Page and application data records:

Segment Open

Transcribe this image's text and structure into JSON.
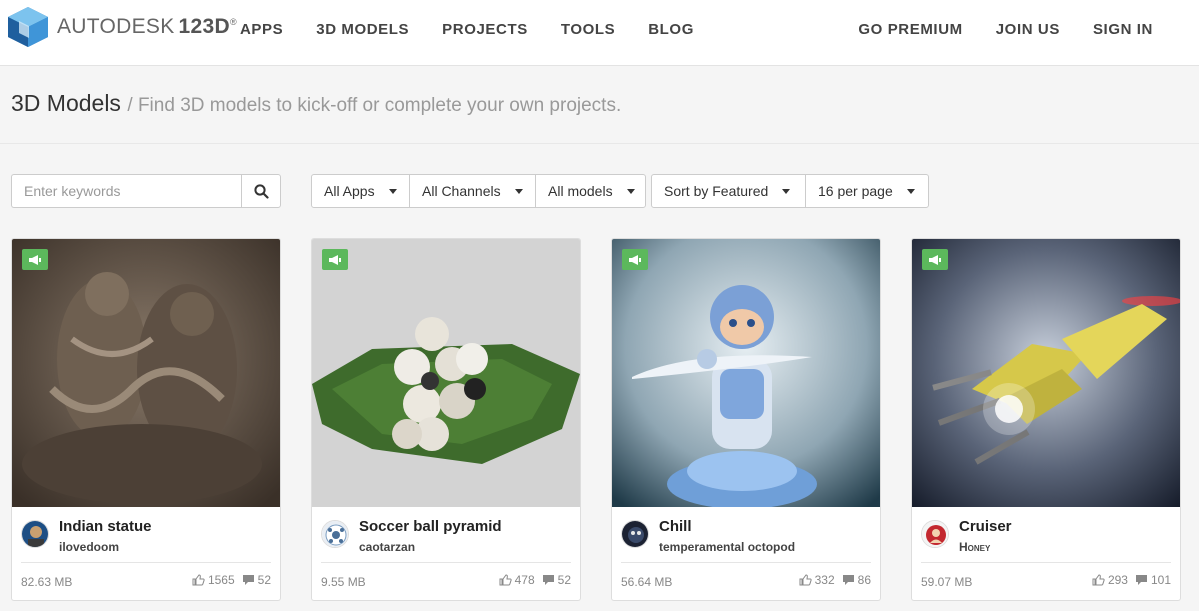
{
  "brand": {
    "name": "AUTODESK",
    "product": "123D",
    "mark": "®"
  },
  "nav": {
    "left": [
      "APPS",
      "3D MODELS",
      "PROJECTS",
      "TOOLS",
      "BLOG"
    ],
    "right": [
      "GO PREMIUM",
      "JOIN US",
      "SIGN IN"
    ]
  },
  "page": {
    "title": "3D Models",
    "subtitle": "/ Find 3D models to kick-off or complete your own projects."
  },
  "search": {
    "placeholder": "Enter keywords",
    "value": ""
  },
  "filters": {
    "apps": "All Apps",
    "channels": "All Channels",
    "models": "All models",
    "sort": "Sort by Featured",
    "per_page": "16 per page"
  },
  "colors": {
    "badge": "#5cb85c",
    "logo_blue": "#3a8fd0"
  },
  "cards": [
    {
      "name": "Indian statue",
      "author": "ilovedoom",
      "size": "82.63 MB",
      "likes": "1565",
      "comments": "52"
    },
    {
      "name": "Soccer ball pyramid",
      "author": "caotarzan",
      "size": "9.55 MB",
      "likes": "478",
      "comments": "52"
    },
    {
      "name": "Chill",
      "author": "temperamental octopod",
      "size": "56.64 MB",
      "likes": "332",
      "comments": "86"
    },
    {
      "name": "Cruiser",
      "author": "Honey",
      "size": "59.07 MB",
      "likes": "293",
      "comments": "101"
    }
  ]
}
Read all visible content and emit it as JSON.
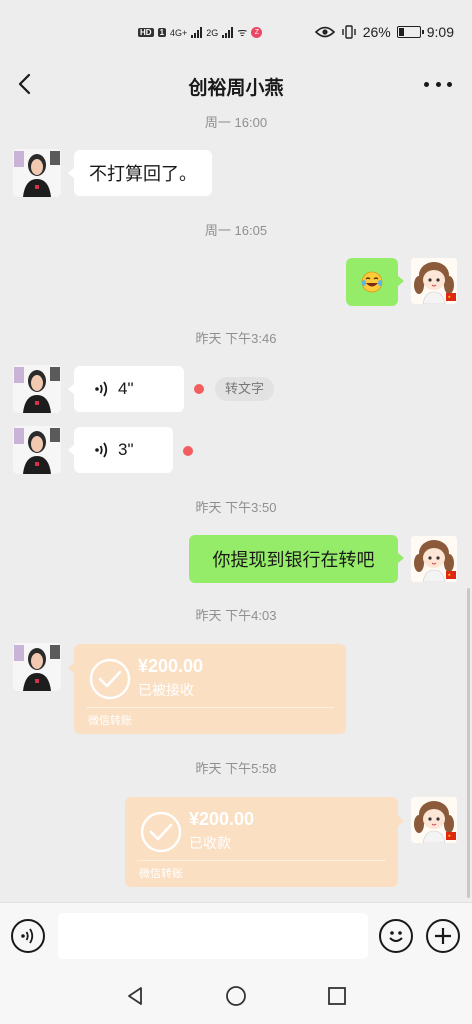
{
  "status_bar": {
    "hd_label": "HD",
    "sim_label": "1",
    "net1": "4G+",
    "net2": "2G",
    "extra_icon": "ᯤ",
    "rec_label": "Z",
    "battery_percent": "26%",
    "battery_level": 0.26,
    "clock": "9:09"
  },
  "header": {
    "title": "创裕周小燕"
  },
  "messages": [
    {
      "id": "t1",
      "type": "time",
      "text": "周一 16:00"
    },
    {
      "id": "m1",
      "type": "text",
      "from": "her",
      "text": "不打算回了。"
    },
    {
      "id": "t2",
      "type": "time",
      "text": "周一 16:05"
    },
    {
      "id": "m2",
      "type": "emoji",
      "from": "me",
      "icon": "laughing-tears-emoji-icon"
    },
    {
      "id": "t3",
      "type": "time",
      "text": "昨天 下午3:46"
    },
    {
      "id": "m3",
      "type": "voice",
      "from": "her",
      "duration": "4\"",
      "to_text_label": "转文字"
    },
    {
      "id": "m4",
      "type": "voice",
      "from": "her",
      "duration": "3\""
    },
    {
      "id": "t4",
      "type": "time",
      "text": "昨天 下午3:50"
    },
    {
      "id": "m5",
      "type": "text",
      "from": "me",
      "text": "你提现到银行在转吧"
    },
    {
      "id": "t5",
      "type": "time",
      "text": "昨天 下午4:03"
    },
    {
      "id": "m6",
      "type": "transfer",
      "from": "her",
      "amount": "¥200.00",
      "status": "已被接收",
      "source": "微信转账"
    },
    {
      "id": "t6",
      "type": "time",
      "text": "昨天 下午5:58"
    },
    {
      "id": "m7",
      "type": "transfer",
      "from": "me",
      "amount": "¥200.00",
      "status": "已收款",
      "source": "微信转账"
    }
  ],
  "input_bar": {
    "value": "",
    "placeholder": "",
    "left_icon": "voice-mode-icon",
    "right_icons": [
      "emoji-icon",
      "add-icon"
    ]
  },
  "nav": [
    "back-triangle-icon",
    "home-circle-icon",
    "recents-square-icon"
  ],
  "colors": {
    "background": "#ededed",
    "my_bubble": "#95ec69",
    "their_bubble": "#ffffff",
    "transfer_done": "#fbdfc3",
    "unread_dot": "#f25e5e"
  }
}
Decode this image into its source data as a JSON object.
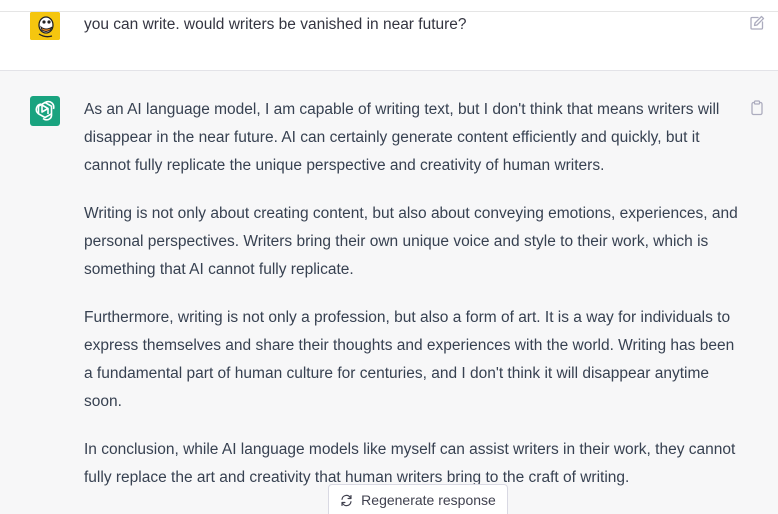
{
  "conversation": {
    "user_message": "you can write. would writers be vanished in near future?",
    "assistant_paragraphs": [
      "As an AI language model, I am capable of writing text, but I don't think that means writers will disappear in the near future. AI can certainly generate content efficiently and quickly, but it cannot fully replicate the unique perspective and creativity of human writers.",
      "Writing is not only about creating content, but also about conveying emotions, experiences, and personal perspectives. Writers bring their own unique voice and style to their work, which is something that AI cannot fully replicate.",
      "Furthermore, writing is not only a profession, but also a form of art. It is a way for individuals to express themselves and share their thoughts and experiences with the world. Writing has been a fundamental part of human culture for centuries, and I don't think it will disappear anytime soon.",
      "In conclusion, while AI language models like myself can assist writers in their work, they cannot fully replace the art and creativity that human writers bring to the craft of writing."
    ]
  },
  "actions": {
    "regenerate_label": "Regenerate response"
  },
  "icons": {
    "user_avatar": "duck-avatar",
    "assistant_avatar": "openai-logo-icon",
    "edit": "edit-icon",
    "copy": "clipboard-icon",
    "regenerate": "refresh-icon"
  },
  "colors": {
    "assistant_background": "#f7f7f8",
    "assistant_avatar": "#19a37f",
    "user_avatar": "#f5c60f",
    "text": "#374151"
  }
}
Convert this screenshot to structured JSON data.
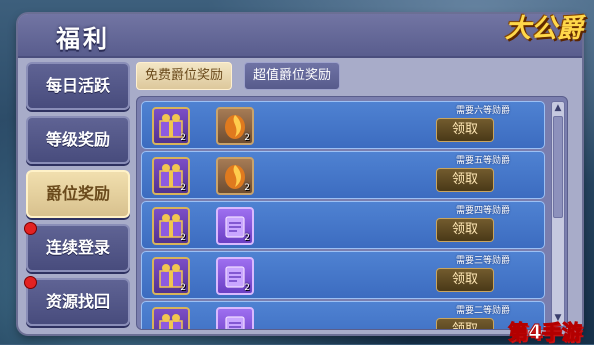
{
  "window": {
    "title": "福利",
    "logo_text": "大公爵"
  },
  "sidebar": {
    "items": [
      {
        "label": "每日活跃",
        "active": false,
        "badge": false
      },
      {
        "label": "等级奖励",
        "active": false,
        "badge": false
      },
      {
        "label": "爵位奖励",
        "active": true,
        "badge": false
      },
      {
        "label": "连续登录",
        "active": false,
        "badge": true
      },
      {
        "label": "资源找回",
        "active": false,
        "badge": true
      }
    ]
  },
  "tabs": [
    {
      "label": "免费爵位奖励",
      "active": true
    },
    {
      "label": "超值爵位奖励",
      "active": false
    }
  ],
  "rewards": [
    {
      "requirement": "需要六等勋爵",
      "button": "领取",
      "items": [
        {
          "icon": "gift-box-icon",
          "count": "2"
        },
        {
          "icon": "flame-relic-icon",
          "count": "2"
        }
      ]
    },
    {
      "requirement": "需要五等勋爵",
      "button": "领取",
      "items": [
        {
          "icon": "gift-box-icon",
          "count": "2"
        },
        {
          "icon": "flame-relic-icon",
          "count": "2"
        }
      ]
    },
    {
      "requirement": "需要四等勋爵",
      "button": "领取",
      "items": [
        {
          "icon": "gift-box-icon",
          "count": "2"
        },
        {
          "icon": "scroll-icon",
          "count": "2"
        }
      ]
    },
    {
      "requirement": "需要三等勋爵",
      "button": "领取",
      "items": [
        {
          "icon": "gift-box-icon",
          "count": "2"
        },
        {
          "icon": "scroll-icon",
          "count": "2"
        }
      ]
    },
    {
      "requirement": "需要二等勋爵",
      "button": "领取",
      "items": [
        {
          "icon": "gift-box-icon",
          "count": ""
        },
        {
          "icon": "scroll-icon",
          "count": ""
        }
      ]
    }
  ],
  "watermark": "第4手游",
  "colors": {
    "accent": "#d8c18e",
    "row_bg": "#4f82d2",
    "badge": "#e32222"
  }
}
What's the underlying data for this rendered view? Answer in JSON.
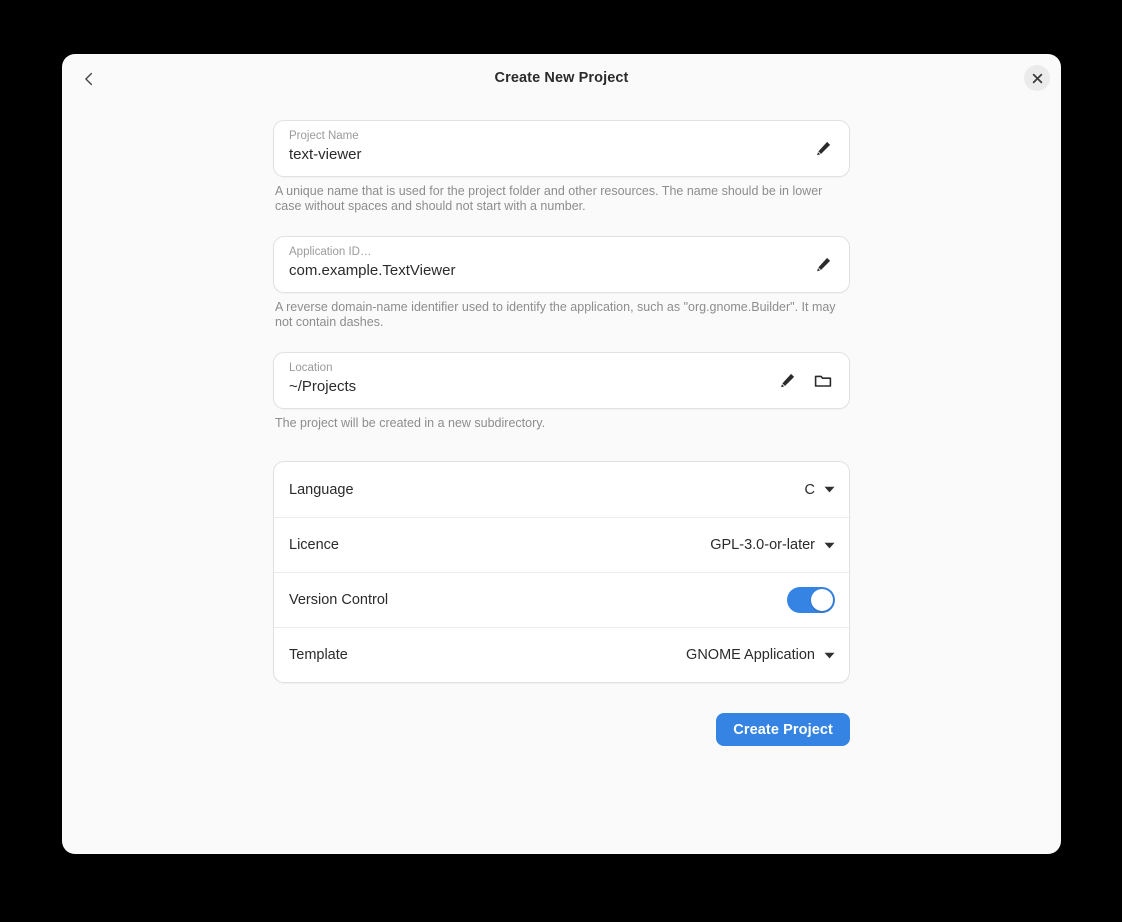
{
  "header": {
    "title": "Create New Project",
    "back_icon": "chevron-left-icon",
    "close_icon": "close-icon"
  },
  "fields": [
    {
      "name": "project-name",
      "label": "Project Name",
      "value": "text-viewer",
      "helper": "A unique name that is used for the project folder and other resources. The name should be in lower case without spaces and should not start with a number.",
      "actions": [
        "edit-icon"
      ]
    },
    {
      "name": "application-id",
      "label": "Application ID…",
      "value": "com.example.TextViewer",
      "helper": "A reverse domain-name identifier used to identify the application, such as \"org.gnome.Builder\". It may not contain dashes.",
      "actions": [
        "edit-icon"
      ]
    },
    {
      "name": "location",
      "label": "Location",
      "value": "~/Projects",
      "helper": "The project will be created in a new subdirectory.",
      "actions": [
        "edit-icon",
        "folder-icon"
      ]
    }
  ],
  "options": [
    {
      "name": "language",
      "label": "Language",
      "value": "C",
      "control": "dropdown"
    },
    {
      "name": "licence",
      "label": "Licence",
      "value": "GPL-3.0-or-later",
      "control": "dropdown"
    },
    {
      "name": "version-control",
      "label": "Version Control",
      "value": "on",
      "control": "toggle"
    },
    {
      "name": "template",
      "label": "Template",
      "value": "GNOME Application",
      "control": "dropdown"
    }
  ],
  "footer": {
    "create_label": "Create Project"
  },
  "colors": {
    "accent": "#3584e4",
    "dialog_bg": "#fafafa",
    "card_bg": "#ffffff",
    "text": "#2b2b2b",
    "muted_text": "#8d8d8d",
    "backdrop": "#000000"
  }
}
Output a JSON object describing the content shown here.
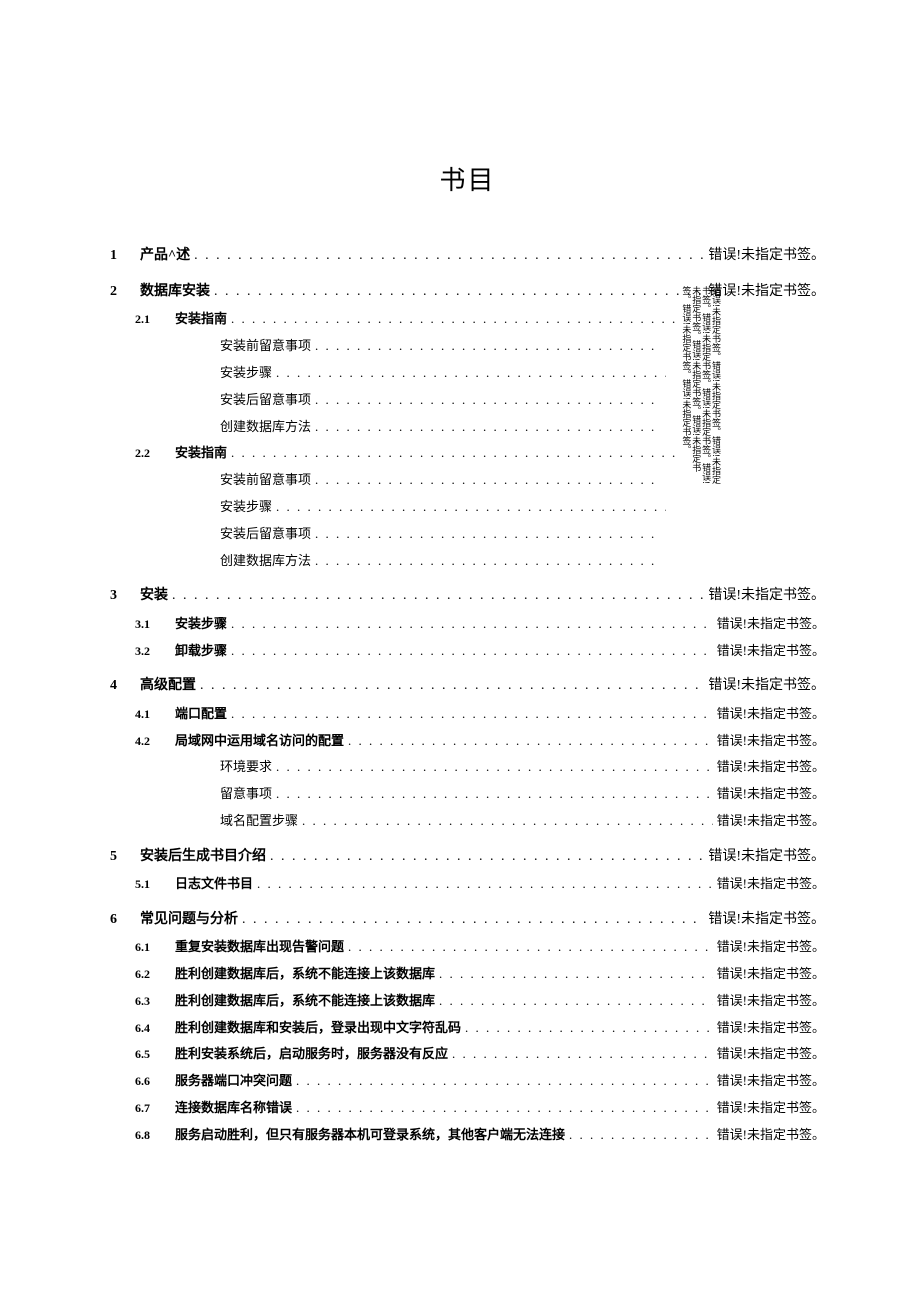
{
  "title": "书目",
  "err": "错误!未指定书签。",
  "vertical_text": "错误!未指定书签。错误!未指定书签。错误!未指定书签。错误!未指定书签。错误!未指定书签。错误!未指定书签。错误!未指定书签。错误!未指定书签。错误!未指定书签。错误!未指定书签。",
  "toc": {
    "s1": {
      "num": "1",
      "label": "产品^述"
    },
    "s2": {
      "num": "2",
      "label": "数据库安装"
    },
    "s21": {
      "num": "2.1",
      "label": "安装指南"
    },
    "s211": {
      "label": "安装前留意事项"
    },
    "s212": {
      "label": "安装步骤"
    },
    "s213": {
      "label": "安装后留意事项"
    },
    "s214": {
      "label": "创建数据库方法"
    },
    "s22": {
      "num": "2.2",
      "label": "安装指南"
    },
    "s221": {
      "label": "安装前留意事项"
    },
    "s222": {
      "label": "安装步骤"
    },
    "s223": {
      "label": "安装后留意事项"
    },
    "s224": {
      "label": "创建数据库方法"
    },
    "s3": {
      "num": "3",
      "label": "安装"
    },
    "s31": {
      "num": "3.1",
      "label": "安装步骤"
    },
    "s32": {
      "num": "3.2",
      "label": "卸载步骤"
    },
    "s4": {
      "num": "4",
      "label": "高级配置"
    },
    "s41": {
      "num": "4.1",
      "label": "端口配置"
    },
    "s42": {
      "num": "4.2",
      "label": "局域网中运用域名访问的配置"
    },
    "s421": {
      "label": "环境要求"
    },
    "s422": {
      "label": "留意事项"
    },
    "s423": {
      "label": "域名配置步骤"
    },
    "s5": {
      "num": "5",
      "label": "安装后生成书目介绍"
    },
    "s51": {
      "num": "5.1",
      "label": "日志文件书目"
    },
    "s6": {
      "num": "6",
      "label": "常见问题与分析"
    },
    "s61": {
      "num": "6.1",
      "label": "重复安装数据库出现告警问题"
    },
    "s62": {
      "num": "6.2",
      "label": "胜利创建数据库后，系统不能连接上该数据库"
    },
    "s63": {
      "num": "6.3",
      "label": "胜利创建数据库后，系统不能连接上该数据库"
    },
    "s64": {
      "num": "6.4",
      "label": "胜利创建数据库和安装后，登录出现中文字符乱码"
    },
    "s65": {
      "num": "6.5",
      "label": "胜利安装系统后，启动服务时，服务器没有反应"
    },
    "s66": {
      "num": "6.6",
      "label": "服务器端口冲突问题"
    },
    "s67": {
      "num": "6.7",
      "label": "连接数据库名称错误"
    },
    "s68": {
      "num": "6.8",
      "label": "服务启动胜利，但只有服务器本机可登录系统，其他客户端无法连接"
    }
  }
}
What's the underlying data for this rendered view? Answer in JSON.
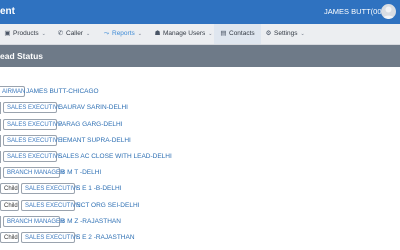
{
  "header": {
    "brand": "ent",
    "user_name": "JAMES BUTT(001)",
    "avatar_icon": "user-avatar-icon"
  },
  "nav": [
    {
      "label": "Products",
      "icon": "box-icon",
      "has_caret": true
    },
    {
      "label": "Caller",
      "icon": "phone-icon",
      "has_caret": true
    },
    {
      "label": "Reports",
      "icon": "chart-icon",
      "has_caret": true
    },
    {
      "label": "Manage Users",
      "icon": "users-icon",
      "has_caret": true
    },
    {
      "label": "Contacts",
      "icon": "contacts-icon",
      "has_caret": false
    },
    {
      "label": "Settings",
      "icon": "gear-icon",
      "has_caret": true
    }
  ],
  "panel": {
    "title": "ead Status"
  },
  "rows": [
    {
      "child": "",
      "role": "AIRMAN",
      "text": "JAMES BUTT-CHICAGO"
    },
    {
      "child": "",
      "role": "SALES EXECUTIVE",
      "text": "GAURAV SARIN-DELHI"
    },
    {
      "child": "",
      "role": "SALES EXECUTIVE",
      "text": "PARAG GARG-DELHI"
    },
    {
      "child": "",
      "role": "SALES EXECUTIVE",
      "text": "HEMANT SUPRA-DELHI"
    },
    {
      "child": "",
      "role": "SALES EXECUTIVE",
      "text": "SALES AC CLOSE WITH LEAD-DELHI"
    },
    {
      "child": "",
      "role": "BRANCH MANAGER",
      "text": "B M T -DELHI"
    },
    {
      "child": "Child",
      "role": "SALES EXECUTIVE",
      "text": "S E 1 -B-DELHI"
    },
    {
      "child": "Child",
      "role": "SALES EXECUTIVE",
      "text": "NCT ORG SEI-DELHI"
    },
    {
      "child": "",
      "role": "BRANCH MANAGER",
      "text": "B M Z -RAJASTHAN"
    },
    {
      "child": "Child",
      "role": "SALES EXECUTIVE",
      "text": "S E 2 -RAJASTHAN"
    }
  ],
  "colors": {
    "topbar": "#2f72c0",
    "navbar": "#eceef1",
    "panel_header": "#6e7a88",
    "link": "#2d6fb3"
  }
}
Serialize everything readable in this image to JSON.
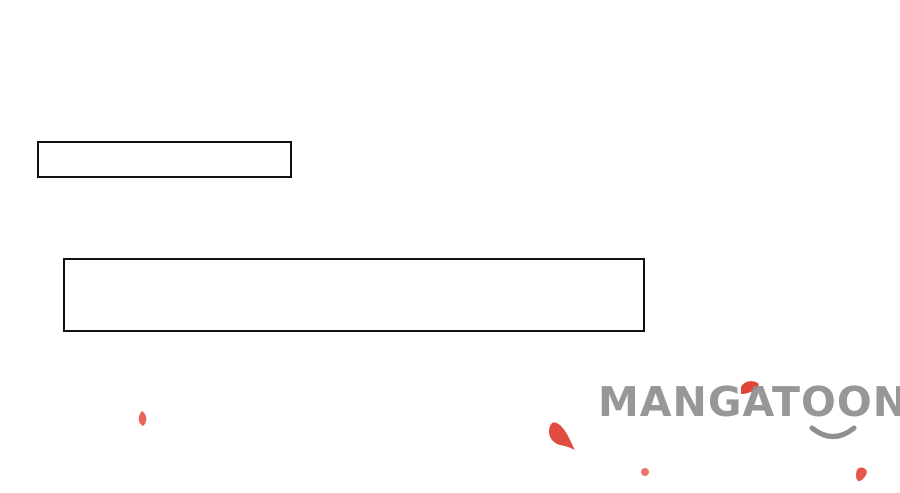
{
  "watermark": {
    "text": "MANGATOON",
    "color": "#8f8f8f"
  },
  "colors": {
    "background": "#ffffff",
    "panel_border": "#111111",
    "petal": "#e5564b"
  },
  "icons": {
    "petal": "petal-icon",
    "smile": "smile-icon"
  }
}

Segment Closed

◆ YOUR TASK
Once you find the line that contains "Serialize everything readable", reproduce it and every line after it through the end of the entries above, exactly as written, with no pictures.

◆ EXPECTED ANSWER
Serialize everything readable in this image to JSON.
{
  "watermark": {
    "text": "MANGATOON",
    "color": "#8f8f8f"
  },
  "colors": {
    "background": "#ffffff",
    "panel_border": "#111111",
    "petal": "#e5564b"
  },
  "icons": {
    "petal": "petal-icon",
    "smile": "smile-icon"
  }
}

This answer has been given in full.